(DATA FOR THIS EXERCISE begins)

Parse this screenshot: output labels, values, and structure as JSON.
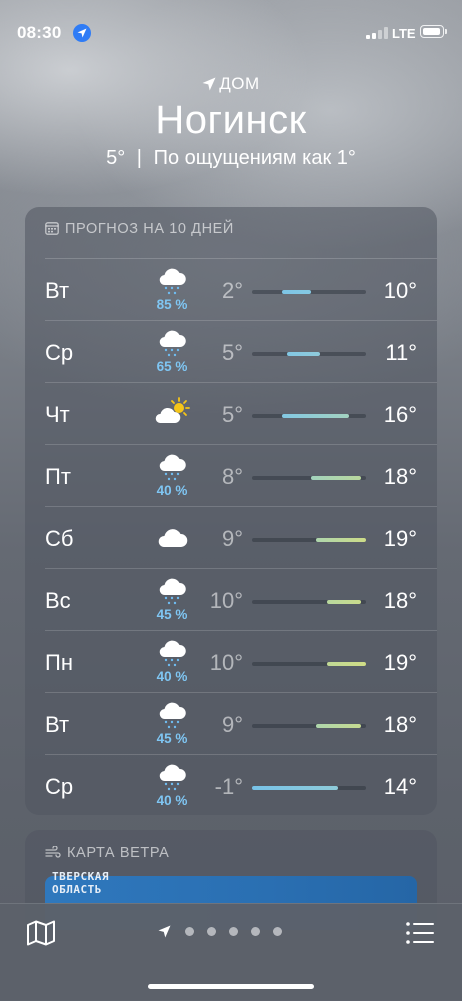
{
  "status_bar": {
    "time": "08:30",
    "network": "LTE"
  },
  "header": {
    "home_label": "ДОМ",
    "city": "Ногинск",
    "current_temp": "5°",
    "separator": "|",
    "feels_like": "По ощущениям как 1°"
  },
  "forecast": {
    "title": "ПРОГНОЗ НА 10 ДНЕЙ",
    "days": [
      {
        "day": "Вт",
        "icon": "cloud-rain-icon",
        "precip": "85 %",
        "low": "2°",
        "high": "10°",
        "bar_start": 0.26,
        "bar_end": 0.52,
        "bar_colors": [
          "#7dc5e6",
          "#85c9e3"
        ]
      },
      {
        "day": "Ср",
        "icon": "cloud-rain-icon",
        "precip": "65 %",
        "low": "5°",
        "high": "11°",
        "bar_start": 0.31,
        "bar_end": 0.6,
        "bar_colors": [
          "#82c7e4",
          "#8fcadb"
        ]
      },
      {
        "day": "Чт",
        "icon": "sun-cloud-icon",
        "precip": "",
        "low": "5°",
        "high": "16°",
        "bar_start": 0.26,
        "bar_end": 0.85,
        "bar_colors": [
          "#83c8e3",
          "#a3d2c0"
        ]
      },
      {
        "day": "Пт",
        "icon": "cloud-rain-icon",
        "precip": "40 %",
        "low": "8°",
        "high": "18°",
        "bar_start": 0.52,
        "bar_end": 0.96,
        "bar_colors": [
          "#a2d3bd",
          "#b9d89d"
        ]
      },
      {
        "day": "Сб",
        "icon": "cloud-icon",
        "precip": "",
        "low": "9°",
        "high": "19°",
        "bar_start": 0.56,
        "bar_end": 1.0,
        "bar_colors": [
          "#aed6ad",
          "#cddc88"
        ]
      },
      {
        "day": "Вс",
        "icon": "cloud-rain-icon",
        "precip": "45 %",
        "low": "10°",
        "high": "18°",
        "bar_start": 0.66,
        "bar_end": 0.96,
        "bar_colors": [
          "#b8d89e",
          "#c9db8c"
        ]
      },
      {
        "day": "Пн",
        "icon": "cloud-rain-icon",
        "precip": "40 %",
        "low": "10°",
        "high": "19°",
        "bar_start": 0.66,
        "bar_end": 1.0,
        "bar_colors": [
          "#c0d996",
          "#d0dd86"
        ]
      },
      {
        "day": "Вт",
        "icon": "cloud-rain-icon",
        "precip": "45 %",
        "low": "9°",
        "high": "18°",
        "bar_start": 0.56,
        "bar_end": 0.96,
        "bar_colors": [
          "#aed6ac",
          "#c6da90"
        ]
      },
      {
        "day": "Ср",
        "icon": "cloud-rain-icon",
        "precip": "40 %",
        "low": "-1°",
        "high": "14°",
        "bar_start": 0.0,
        "bar_end": 0.75,
        "bar_colors": [
          "#78c3e8",
          "#8ecbd9"
        ]
      }
    ]
  },
  "wind_map": {
    "title": "КАРТА ВЕТРА",
    "region_label_line1": "ТВЕРСКАЯ",
    "region_label_line2": "ОБЛАСТЬ"
  },
  "toolbar": {
    "page_dots": 5
  }
}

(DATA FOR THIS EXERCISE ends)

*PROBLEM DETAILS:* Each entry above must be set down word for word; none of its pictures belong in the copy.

*PROBLEM SOLUTION:*
Parse this screenshot: output labels, values, and structure as JSON.
{
  "status_bar": {
    "time": "08:30",
    "network": "LTE"
  },
  "header": {
    "home_label": "ДОМ",
    "city": "Ногинск",
    "current_temp": "5°",
    "separator": "|",
    "feels_like": "По ощущениям как 1°"
  },
  "forecast": {
    "title": "ПРОГНОЗ НА 10 ДНЕЙ",
    "days": [
      {
        "day": "Вт",
        "icon": "cloud-rain-icon",
        "precip": "85 %",
        "low": "2°",
        "high": "10°",
        "bar_start": 0.26,
        "bar_end": 0.52,
        "bar_colors": [
          "#7dc5e6",
          "#85c9e3"
        ]
      },
      {
        "day": "Ср",
        "icon": "cloud-rain-icon",
        "precip": "65 %",
        "low": "5°",
        "high": "11°",
        "bar_start": 0.31,
        "bar_end": 0.6,
        "bar_colors": [
          "#82c7e4",
          "#8fcadb"
        ]
      },
      {
        "day": "Чт",
        "icon": "sun-cloud-icon",
        "precip": "",
        "low": "5°",
        "high": "16°",
        "bar_start": 0.26,
        "bar_end": 0.85,
        "bar_colors": [
          "#83c8e3",
          "#a3d2c0"
        ]
      },
      {
        "day": "Пт",
        "icon": "cloud-rain-icon",
        "precip": "40 %",
        "low": "8°",
        "high": "18°",
        "bar_start": 0.52,
        "bar_end": 0.96,
        "bar_colors": [
          "#a2d3bd",
          "#b9d89d"
        ]
      },
      {
        "day": "Сб",
        "icon": "cloud-icon",
        "precip": "",
        "low": "9°",
        "high": "19°",
        "bar_start": 0.56,
        "bar_end": 1.0,
        "bar_colors": [
          "#aed6ad",
          "#cddc88"
        ]
      },
      {
        "day": "Вс",
        "icon": "cloud-rain-icon",
        "precip": "45 %",
        "low": "10°",
        "high": "18°",
        "bar_start": 0.66,
        "bar_end": 0.96,
        "bar_colors": [
          "#b8d89e",
          "#c9db8c"
        ]
      },
      {
        "day": "Пн",
        "icon": "cloud-rain-icon",
        "precip": "40 %",
        "low": "10°",
        "high": "19°",
        "bar_start": 0.66,
        "bar_end": 1.0,
        "bar_colors": [
          "#c0d996",
          "#d0dd86"
        ]
      },
      {
        "day": "Вт",
        "icon": "cloud-rain-icon",
        "precip": "45 %",
        "low": "9°",
        "high": "18°",
        "bar_start": 0.56,
        "bar_end": 0.96,
        "bar_colors": [
          "#aed6ac",
          "#c6da90"
        ]
      },
      {
        "day": "Ср",
        "icon": "cloud-rain-icon",
        "precip": "40 %",
        "low": "-1°",
        "high": "14°",
        "bar_start": 0.0,
        "bar_end": 0.75,
        "bar_colors": [
          "#78c3e8",
          "#8ecbd9"
        ]
      }
    ]
  },
  "wind_map": {
    "title": "КАРТА ВЕТРА",
    "region_label_line1": "ТВЕРСКАЯ",
    "region_label_line2": "ОБЛАСТЬ"
  },
  "toolbar": {
    "page_dots": 5
  }
}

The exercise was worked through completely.